There will also be educational and outreach events taking place throughout this period.
She added: “We are delighted with this long awaited news and are looking forward to fulfilling our ambition to restore this unusual iconic monument.
“Bringing Neolithic history into focus through what was once considered just a pile of old stones, and giving the local community something to be proud of, makes us happy to undertake the work. So much good feeling and encouragement was engendered during the last phase of the project, it makes it all worthwhile.
“We can only guess the original uses prehistoric man had for these monuments. Burials and ancestor worship are thought to have occurred here.
“This is the only such monument in the area, as most of the existing quoits are on the moorlands of west Penwith.”
Volunteers have also pledged to carry on the work after taking part in the first phase of archaeological investigations last year.
A film, depicting the site’s history and archaeological significance is being made, and a bi-lingual ballad is also being commissioned along with the creation of a special App to help guide visitors around the site.
Several exhibitions and talks will be held along with education days for schools once the work has been completed.
The Sita Cornwall Trust is funding the excavations and restoration, and the Heritage Lottery Fund are funding the education and outreach side of the project.
The Sustainable Trust also thanked the re also grateful to the Tanner Trust, Cornwall Heritage Trust, The Council of British Archaeology and Cornwall Archaeological Society, for making the project possible.

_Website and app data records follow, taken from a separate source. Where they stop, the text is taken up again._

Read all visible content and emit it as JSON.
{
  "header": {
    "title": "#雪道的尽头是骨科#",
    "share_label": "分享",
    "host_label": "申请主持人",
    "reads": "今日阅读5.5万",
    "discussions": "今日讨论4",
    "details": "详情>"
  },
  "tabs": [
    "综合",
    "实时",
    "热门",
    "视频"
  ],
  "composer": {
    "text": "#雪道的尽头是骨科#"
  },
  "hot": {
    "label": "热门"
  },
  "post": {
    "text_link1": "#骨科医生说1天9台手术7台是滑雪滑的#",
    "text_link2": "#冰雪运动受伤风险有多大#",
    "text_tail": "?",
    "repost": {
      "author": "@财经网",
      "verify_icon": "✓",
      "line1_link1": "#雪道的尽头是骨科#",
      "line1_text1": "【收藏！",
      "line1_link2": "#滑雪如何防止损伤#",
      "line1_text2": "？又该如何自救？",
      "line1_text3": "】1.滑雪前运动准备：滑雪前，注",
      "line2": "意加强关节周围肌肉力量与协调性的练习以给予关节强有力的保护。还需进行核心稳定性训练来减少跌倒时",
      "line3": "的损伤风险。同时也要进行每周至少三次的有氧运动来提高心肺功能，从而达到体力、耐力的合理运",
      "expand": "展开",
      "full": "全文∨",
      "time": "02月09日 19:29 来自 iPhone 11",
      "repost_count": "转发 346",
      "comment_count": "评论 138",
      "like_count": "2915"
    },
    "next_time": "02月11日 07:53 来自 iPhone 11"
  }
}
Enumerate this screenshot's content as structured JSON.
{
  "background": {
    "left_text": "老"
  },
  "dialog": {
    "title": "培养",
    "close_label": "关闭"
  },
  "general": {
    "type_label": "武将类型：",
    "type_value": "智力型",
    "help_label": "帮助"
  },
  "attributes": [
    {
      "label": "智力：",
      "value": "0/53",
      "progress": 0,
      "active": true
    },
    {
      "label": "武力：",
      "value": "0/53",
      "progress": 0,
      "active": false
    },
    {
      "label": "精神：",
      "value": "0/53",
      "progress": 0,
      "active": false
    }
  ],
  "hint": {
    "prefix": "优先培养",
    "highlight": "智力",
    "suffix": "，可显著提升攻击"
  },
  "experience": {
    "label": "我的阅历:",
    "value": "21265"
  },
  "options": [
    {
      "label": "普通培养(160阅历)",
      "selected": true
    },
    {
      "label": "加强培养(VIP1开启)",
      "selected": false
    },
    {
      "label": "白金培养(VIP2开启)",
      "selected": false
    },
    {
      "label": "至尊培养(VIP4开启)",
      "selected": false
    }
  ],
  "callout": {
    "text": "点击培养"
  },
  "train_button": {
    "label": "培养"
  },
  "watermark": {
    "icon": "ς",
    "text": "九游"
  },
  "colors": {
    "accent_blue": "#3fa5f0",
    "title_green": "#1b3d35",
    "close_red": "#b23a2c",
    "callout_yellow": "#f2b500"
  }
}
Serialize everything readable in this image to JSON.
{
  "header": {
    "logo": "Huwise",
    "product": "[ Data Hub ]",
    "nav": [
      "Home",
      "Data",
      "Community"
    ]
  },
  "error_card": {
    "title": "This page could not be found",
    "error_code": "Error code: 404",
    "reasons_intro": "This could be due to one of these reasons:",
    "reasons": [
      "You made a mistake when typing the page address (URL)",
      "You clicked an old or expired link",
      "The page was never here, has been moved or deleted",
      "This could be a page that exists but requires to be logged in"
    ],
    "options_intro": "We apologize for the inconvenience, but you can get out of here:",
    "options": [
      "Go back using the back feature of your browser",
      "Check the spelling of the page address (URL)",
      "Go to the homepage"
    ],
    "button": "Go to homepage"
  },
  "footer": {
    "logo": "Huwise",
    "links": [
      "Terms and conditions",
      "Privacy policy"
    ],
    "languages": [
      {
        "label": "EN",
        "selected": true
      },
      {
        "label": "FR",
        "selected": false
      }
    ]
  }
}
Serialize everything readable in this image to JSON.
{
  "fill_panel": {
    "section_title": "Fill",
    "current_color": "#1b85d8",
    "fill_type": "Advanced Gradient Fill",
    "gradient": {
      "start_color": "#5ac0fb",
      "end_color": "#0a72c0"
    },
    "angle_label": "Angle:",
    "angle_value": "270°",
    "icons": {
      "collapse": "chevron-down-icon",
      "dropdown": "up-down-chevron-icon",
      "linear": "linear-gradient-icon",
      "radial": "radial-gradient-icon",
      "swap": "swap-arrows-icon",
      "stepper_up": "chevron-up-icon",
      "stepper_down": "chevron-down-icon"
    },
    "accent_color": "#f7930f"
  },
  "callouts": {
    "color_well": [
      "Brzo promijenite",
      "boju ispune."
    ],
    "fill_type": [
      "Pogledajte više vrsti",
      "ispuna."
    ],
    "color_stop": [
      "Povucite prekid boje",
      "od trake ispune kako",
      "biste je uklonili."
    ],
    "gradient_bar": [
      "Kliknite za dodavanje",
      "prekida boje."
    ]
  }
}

Ms Richards added: “Support has also come from the Federation of Old Cornwall Societies & Camborne Old Cornwall Society. Without this diverse interest, the larger bids would not have been forthcoming.”